The cell membrane (also known as the plasma membrane or cytoplasmic membrane, and historically referred to as the plasmalemma) is a biological membrane that separates the interior of all cells from the outside environment (the extracellular space).[1][2] It consists of a lipid bilayer with embedded proteins. The basic function of the cell membrane is to protect the cell from its surroundings. The cell membrane controls the movement of substances in and out of cells and organelles. In this way, it is selectively permeable to ions and organic molecules.[3] In addition, cell membranes are involved in a variety of cellular processes such as cell adhesion, ion conductivity and cell signalling and serve as the attachment surface for several extracellular structures, including the cell wall, the carbohydrate layer called the glycocalyx, and the intracellular network of protein fibers called the cytoskeleton
[...More...]

"Plasma Membrane" on:
Wikipedia
Google
Yahoo

picture info

Biochemistry
Biochemistry, sometimes called biological chemistry, is the study of chemical processes within and relating to living organisms.[1] By controlling information flow through biochemical signaling and the flow of chemical energy through metabolism, biochemical processes give rise to the complexity of life
[...More...]

"Biochemistry" on:
Wikipedia
Google
Yahoo

picture info

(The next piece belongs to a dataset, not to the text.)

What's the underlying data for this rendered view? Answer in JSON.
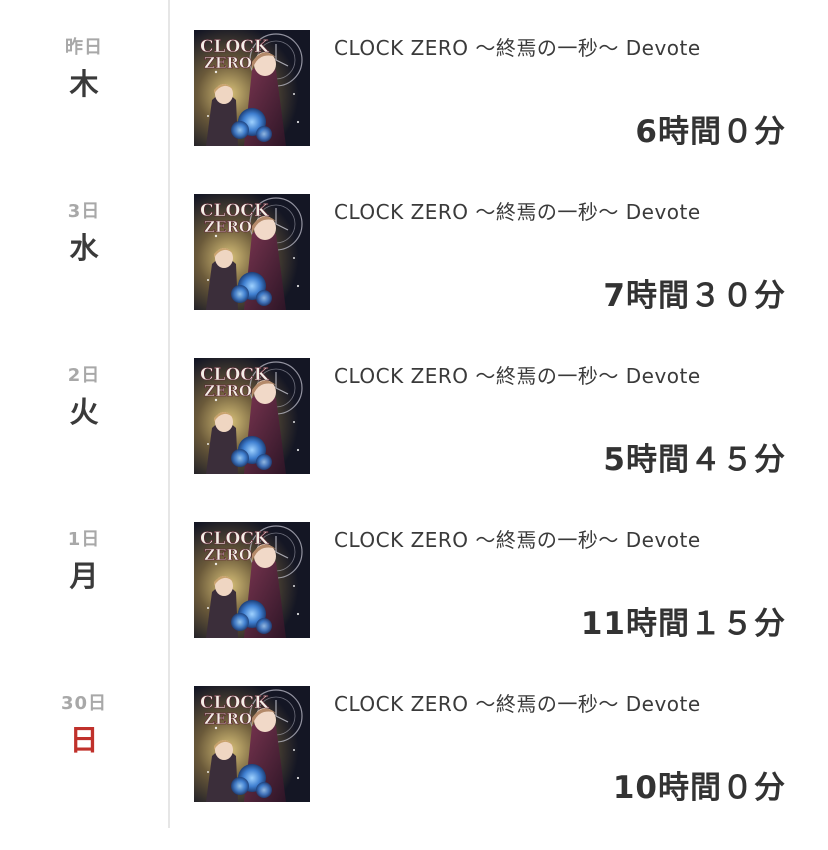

Calcium
Calcium
Calcium
is a chemical element with symbol Ca and atomic number 20. An alkaline earth metal, calcium is a reactive pale yellow metal that forms a dark oxide-nitride layer when exposed to air. Its physical and chemical properties are most similar to its heavier homologues strontium and barium. It is the fifth most abundant element in Earth's crust and the third most abundant metal, after iron and aluminium. The most common calcium compound on Earth is calcium carbonate, found in limestone and the fossilised remnants of early sea life; gypsum, anhydrite, fluorite, and apatite are also sources of calcium. The name derives from Latin calx "lime", which was obtained from heating limestone. Its compounds were known to the ancients, though their chemistry was unknown until the seventeenth century. It was isolated by Humphry Davy
Humphry Davy
in 1808 via electrolysis of its oxide, who named the element
[...More...]

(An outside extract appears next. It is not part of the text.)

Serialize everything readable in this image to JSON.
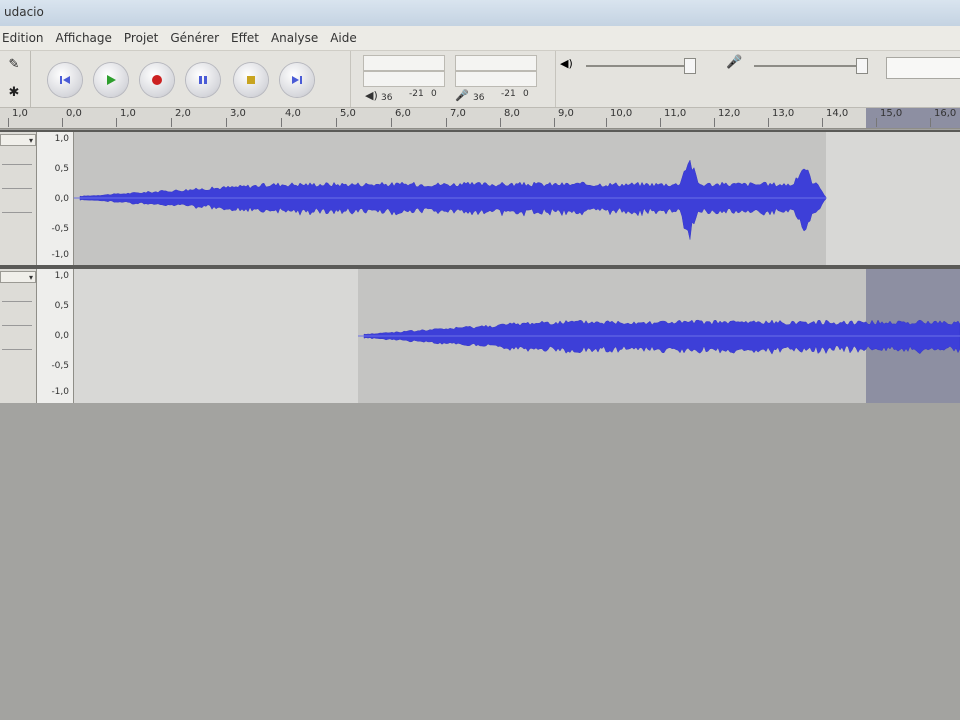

"Calcium" on:
Wikipedia
Google
Yahoo

picture info

Glycolysis
Glycolysis
Glycolysis
(from glycose, an older term[1] for glucose + -lysis degradation) is the metabolic pathway that converts glucose C6H12O6, into pyruvate, CH3COCOO− + H+. The free energy released in this process is used to form the high-energy molecules ATP (adenosine triphosphate) and NADH
NADH
(reduced nicotinamide adenine dinucleotide).[2][3] Glycolysis
Glycolysis
is a determined sequence of ten enzyme-catalyzed reactions. The intermediates provide entry points to glycolysis. For example, most monosaccharides, such as fructose and galactose, can be converted to one of these intermediates. The intermediates may also be directly useful. For example, the intermediate dihydroxyacetone phosphate (DHAP) is a source of the glycerol that combines with fatty acids to form fat. Glycolysis
Glycolysis
is an oxygen independent metabolic pathway, meaning that it does not use molecular oxygen (i.e
[...More...]

"Glycolysis" on:
Wikipedia
Google
Yahoo

picture info

Protein Synthesis
Proteins (/ˈproʊˌtiːnz/ or /ˈproʊti.ɪnz/) are large biomolecules, or macromolecules, consisting of one or more long chains of amino acid residues. Proteins perform a vast array of functions within organisms, including catalysing metabolic reactions, DNA replication, responding to stimuli, and transporting molecules from one location to another. Proteins differ from one another primarily in their sequence of amino acids, which is dictated by the nucleotide sequence of their genes, and which usually results in protein folding into a specific three-dimensional structure that determines its activity. A linear chain of amino acid residues is called a polypeptide. A protein contains at least one long polypeptide. Short polypeptides, containing less than 20–30 residues, are rarely considered to be proteins and are commonly called peptides, or sometimes oligopeptides. The individual amino acid residues are bonded together by peptide bonds and adjacent amino acid residues
[...More...]

"Protein Synthesis" on:
Wikipedia
Google
Yahoo
.